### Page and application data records

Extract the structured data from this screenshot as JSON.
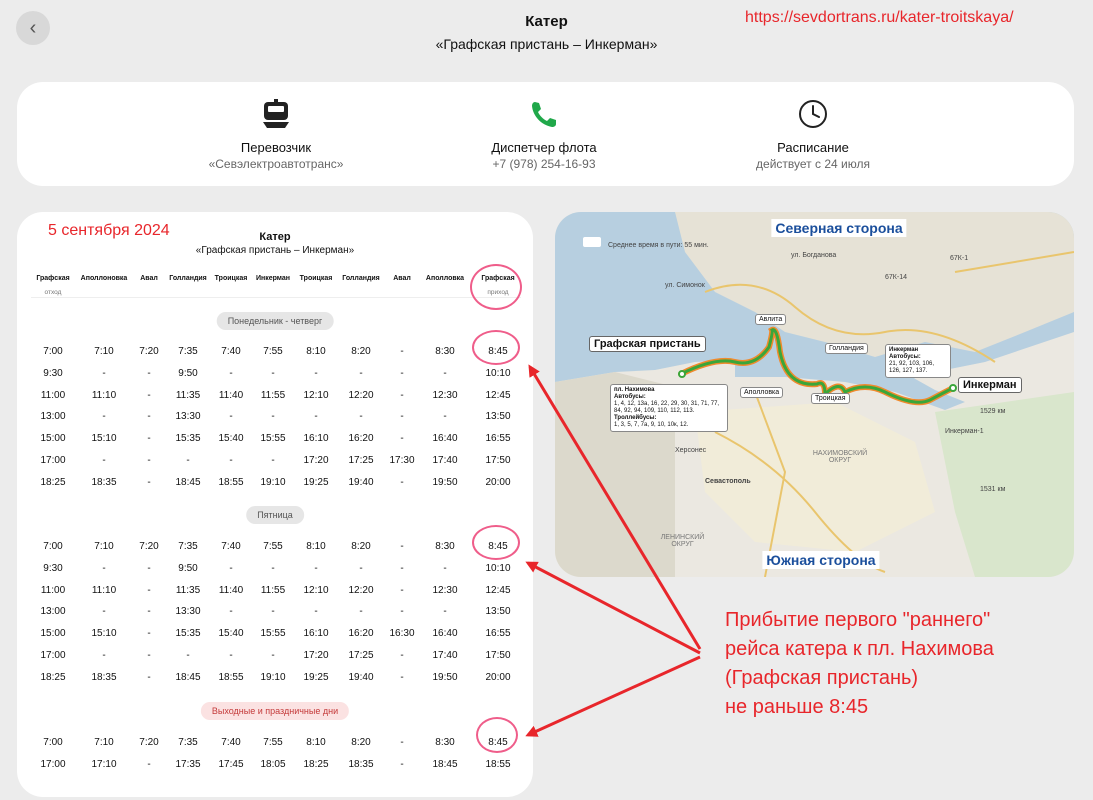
{
  "header": {
    "back_icon": "chevron-left-icon",
    "title": "Катер",
    "subtitle": "«Графская пристань – Инкерман»"
  },
  "annotations": {
    "url": "https://sevdortrans.ru/kater-troitskaya/",
    "date": "5 сентября 2024",
    "note_lines": [
      "Прибытие первого \"раннего\"",
      "рейса катера к пл. Нахимова",
      "(Графская пристань)",
      "не раньше 8:45"
    ],
    "color": "#e8262b"
  },
  "info": {
    "carrier": {
      "icon": "ferry-icon",
      "label": "Перевозчик",
      "value": "«Севэлектроавтотранс»"
    },
    "dispatcher": {
      "icon": "phone-icon",
      "label": "Диспетчер флота",
      "value": "+7 (978) 254-16-93"
    },
    "schedule": {
      "icon": "clock-icon",
      "label": "Расписание",
      "value": "действует с 24 июля"
    }
  },
  "timetable": {
    "title": "Катер",
    "subtitle": "«Графская пристань – Инкерман»",
    "columns": [
      "Графская",
      "Аполлоновка",
      "Авал",
      "Голландия",
      "Троицкая",
      "Инкерман",
      "Троицкая",
      "Голландия",
      "Авал",
      "Аполловка",
      "Графская"
    ],
    "first_col_sub": "отход",
    "last_col_sub": "приход",
    "sections": [
      {
        "name": "Понедельник - четверг",
        "style": "grey",
        "rows": [
          [
            "7:00",
            "7:10",
            "7:20",
            "7:35",
            "7:40",
            "7:55",
            "8:10",
            "8:20",
            "-",
            "8:30",
            "8:45"
          ],
          [
            "9:30",
            "-",
            "-",
            "9:50",
            "-",
            "-",
            "-",
            "-",
            "-",
            "-",
            "10:10"
          ],
          [
            "11:00",
            "11:10",
            "-",
            "11:35",
            "11:40",
            "11:55",
            "12:10",
            "12:20",
            "-",
            "12:30",
            "12:45"
          ],
          [
            "13:00",
            "-",
            "-",
            "13:30",
            "-",
            "-",
            "-",
            "-",
            "-",
            "-",
            "13:50"
          ],
          [
            "15:00",
            "15:10",
            "-",
            "15:35",
            "15:40",
            "15:55",
            "16:10",
            "16:20",
            "-",
            "16:40",
            "16:55"
          ],
          [
            "17:00",
            "-",
            "-",
            "-",
            "-",
            "-",
            "17:20",
            "17:25",
            "17:30",
            "17:40",
            "17:50"
          ],
          [
            "18:25",
            "18:35",
            "-",
            "18:45",
            "18:55",
            "19:10",
            "19:25",
            "19:40",
            "-",
            "19:50",
            "20:00"
          ]
        ]
      },
      {
        "name": "Пятница",
        "style": "grey",
        "rows": [
          [
            "7:00",
            "7:10",
            "7:20",
            "7:35",
            "7:40",
            "7:55",
            "8:10",
            "8:20",
            "-",
            "8:30",
            "8:45"
          ],
          [
            "9:30",
            "-",
            "-",
            "9:50",
            "-",
            "-",
            "-",
            "-",
            "-",
            "-",
            "10:10"
          ],
          [
            "11:00",
            "11:10",
            "-",
            "11:35",
            "11:40",
            "11:55",
            "12:10",
            "12:20",
            "-",
            "12:30",
            "12:45"
          ],
          [
            "13:00",
            "-",
            "-",
            "13:30",
            "-",
            "-",
            "-",
            "-",
            "-",
            "-",
            "13:50"
          ],
          [
            "15:00",
            "15:10",
            "-",
            "15:35",
            "15:40",
            "15:55",
            "16:10",
            "16:20",
            "16:30",
            "16:40",
            "16:55"
          ],
          [
            "17:00",
            "-",
            "-",
            "-",
            "-",
            "-",
            "17:20",
            "17:25",
            "-",
            "17:40",
            "17:50"
          ],
          [
            "18:25",
            "18:35",
            "-",
            "18:45",
            "18:55",
            "19:10",
            "19:25",
            "19:40",
            "-",
            "19:50",
            "20:00"
          ]
        ]
      },
      {
        "name": "Выходные и праздничные дни",
        "style": "red",
        "rows": [
          [
            "7:00",
            "7:10",
            "7:20",
            "7:35",
            "7:40",
            "7:55",
            "8:10",
            "8:20",
            "-",
            "8:30",
            "8:45"
          ],
          [
            "17:00",
            "17:10",
            "-",
            "17:35",
            "17:45",
            "18:05",
            "18:25",
            "18:35",
            "-",
            "18:45",
            "18:55"
          ]
        ]
      }
    ]
  },
  "map": {
    "north_label": "Северная сторона",
    "south_label": "Южная сторона",
    "travel_time": "Среднее время в пути: 55 мин.",
    "stop_start": "Графская пристань",
    "stop_end": "Инкерман",
    "stops": [
      "Авлита",
      "Голландия",
      "Аполловка",
      "Троицкая"
    ],
    "nakhimov_box": {
      "title": "пл. Нахимова",
      "bus_label": "Автобусы:",
      "buses": "1, 4, 12, 13а, 16, 22, 29, 30, 31, 71, 77, 84, 92, 94, 109, 110, 112, 113.",
      "trolley_label": "Троллейбусы:",
      "trolleys": "1, 3, 5, 7, 7а, 9, 10, 10к, 12."
    },
    "inkerman_box": {
      "title": "Инкерман",
      "bus_label": "Автобусы:",
      "buses": "21, 92, 103, 106, 126, 127, 137."
    },
    "districts": [
      "НАХИМОВСКИЙ ОКРУГ",
      "ЛЕНИНСКИЙ ОКРУГ"
    ],
    "places": [
      "Севастополь",
      "Инкерман-1",
      "ул. Симонок",
      "ул. Богданова",
      "Херсонес"
    ],
    "roads": [
      "67К-14",
      "67К-1"
    ],
    "distances": [
      "1529 км",
      "1531 км"
    ],
    "route_color": "#3aa63a",
    "route_edge_color": "#f08a2c",
    "water_color": "#b7cfe0",
    "label_color": "#1b4f9c"
  }
}
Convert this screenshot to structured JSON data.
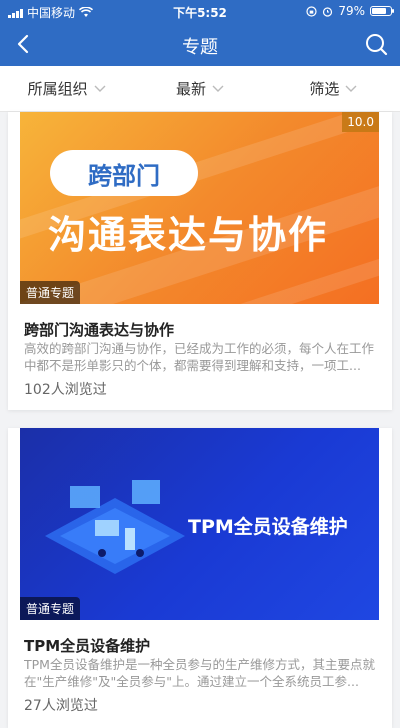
{
  "status_bar": {
    "carrier": "中国移动",
    "time": "下午5:52",
    "battery": "79%",
    "battery_level": 0.79
  },
  "nav": {
    "title": "专题",
    "back_icon": "back-arrow-icon",
    "search_icon": "search-icon"
  },
  "filters": [
    {
      "label": "所属组织"
    },
    {
      "label": "最新"
    },
    {
      "label": "筛选"
    }
  ],
  "cards": [
    {
      "image_tag": "跨部门",
      "image_title": "沟通表达与协作",
      "score": "10.0",
      "type": "普通专题",
      "title": "跨部门沟通表达与协作",
      "desc": "高效的跨部门沟通与协作，已经成为工作的必须，每个人在工作中都不是形单影只的个体，都需要得到理解和支持，一项工...",
      "views": "102人浏览过"
    },
    {
      "image_title": "TPM全员设备维护",
      "type": "普通专题",
      "title": "TPM全员设备维护",
      "desc": "TPM全员设备维护是一种全员参与的生产维修方式，其主要点就在\"生产维修\"及\"全员参与\"上。通过建立一个全系统员工参...",
      "views": "27人浏览过"
    }
  ]
}
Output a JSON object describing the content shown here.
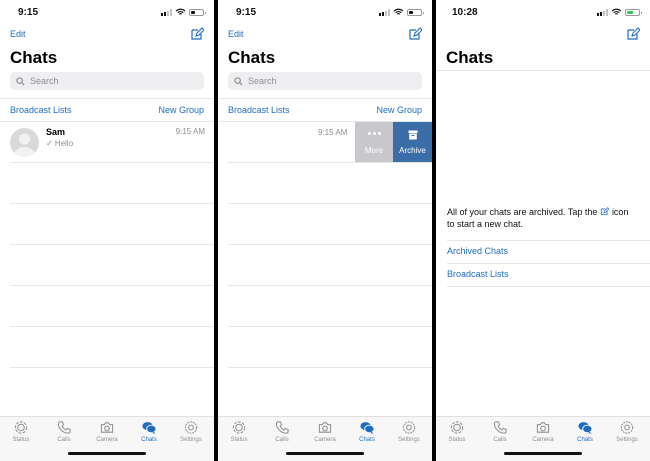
{
  "colors": {
    "accent": "#1f6cc0",
    "archive": "#3b6ea8",
    "more": "#c7c7cc",
    "battery_green": "#34c759"
  },
  "screen1": {
    "time": "9:15",
    "edit": "Edit",
    "title": "Chats",
    "search_placeholder": "Search",
    "broadcast": "Broadcast Lists",
    "new_group": "New Group",
    "chat": {
      "name": "Sam",
      "time": "9:15 AM",
      "message": "✓ Hello"
    }
  },
  "screen2": {
    "time": "9:15",
    "edit": "Edit",
    "title": "Chats",
    "search_placeholder": "Search",
    "broadcast": "Broadcast Lists",
    "new_group": "New Group",
    "chat_time": "9:15 AM",
    "more": "More",
    "archive": "Archive"
  },
  "screen3": {
    "time": "10:28",
    "title": "Chats",
    "message_a": "All of your chats are archived. Tap the",
    "message_b": "icon to start a new chat.",
    "archived_chats": "Archived Chats",
    "broadcast": "Broadcast Lists"
  },
  "tabs": [
    "Status",
    "Calls",
    "Camera",
    "Chats",
    "Settings"
  ],
  "active_tab": "Chats",
  "icons": [
    "signal-icon",
    "wifi-icon",
    "battery-icon",
    "compose-icon",
    "search-icon",
    "avatar-icon",
    "more-icon",
    "archive-icon",
    "status-icon",
    "calls-icon",
    "camera-icon",
    "chats-icon",
    "settings-icon"
  ]
}
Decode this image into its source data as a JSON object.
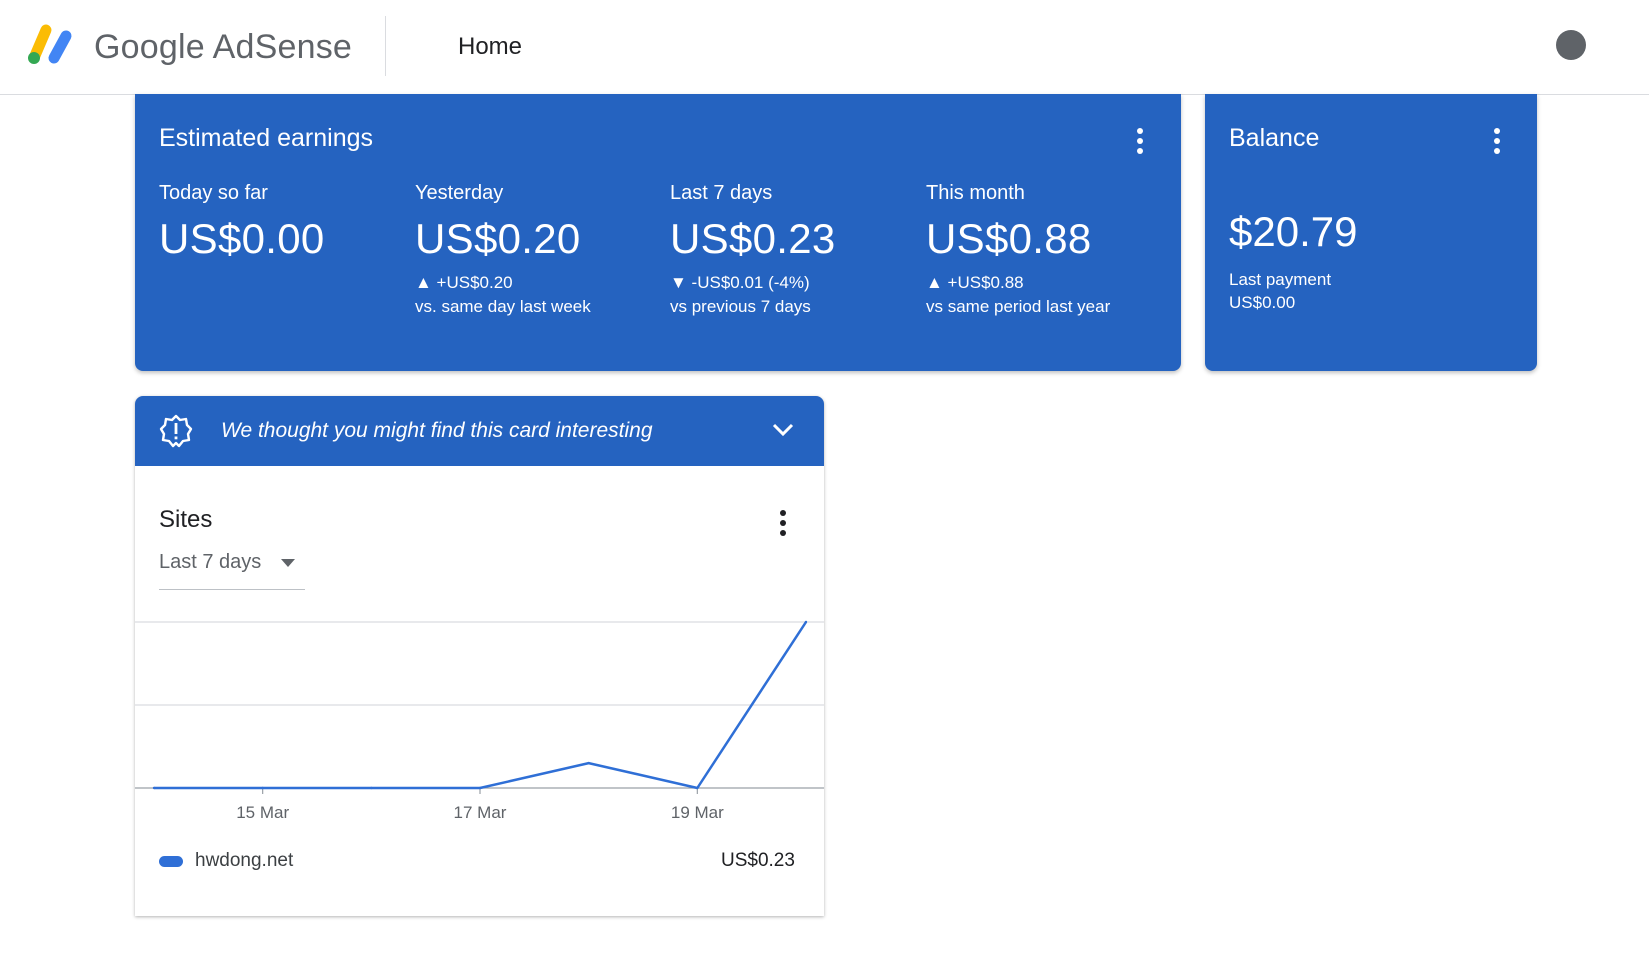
{
  "header": {
    "brand": "Google AdSense",
    "page_title": "Home",
    "help_icon": "help-icon"
  },
  "earnings": {
    "title": "Estimated earnings",
    "metrics": [
      {
        "label": "Today so far",
        "value": "US$0.00",
        "delta": "",
        "compare": ""
      },
      {
        "label": "Yesterday",
        "value": "US$0.20",
        "delta": "▲ +US$0.20",
        "compare": "vs. same day last week"
      },
      {
        "label": "Last 7 days",
        "value": "US$0.23",
        "delta": "▼ -US$0.01 (-4%)",
        "compare": "vs previous 7 days"
      },
      {
        "label": "This month",
        "value": "US$0.88",
        "delta": "▲ +US$0.88",
        "compare": "vs same period last year"
      }
    ]
  },
  "balance": {
    "title": "Balance",
    "value": "$20.79",
    "last_payment_label": "Last payment",
    "last_payment_value": "US$0.00"
  },
  "suggestion": {
    "text": "We thought you might find this card interesting"
  },
  "sites": {
    "title": "Sites",
    "range": "Last 7 days",
    "legend_name": "hwdong.net",
    "legend_value": "US$0.23"
  },
  "colors": {
    "accent": "#2563c0",
    "series": "#2f6fd6",
    "grid": "#dadce0"
  },
  "chart_data": {
    "type": "line",
    "x": [
      "14 Mar",
      "15 Mar",
      "16 Mar",
      "17 Mar",
      "18 Mar",
      "19 Mar",
      "20 Mar"
    ],
    "tick_labels": [
      "15 Mar",
      "17 Mar",
      "19 Mar"
    ],
    "series": [
      {
        "values": [
          0,
          0,
          0,
          0,
          0.03,
          0,
          0.2
        ]
      }
    ],
    "ylim": [
      0,
      0.2
    ],
    "grid": true,
    "title": "",
    "xlabel": "",
    "ylabel": ""
  }
}
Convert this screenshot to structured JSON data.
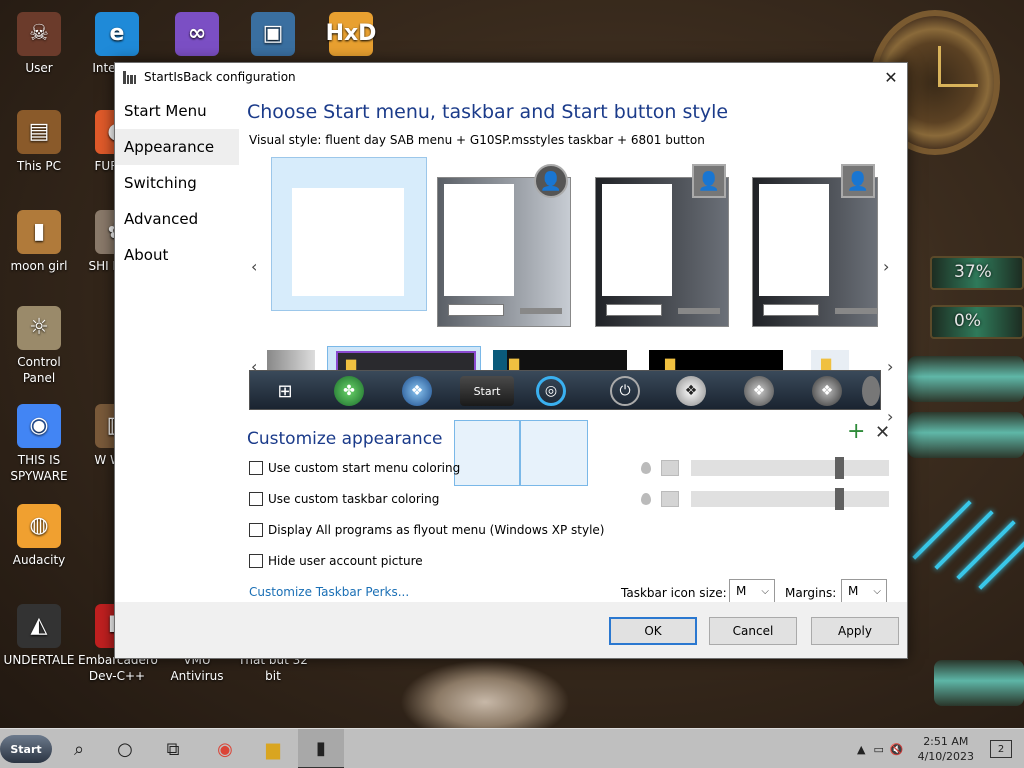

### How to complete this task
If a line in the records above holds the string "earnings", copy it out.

### Answer
  "earnings": {
    "title": "Estimated earnings",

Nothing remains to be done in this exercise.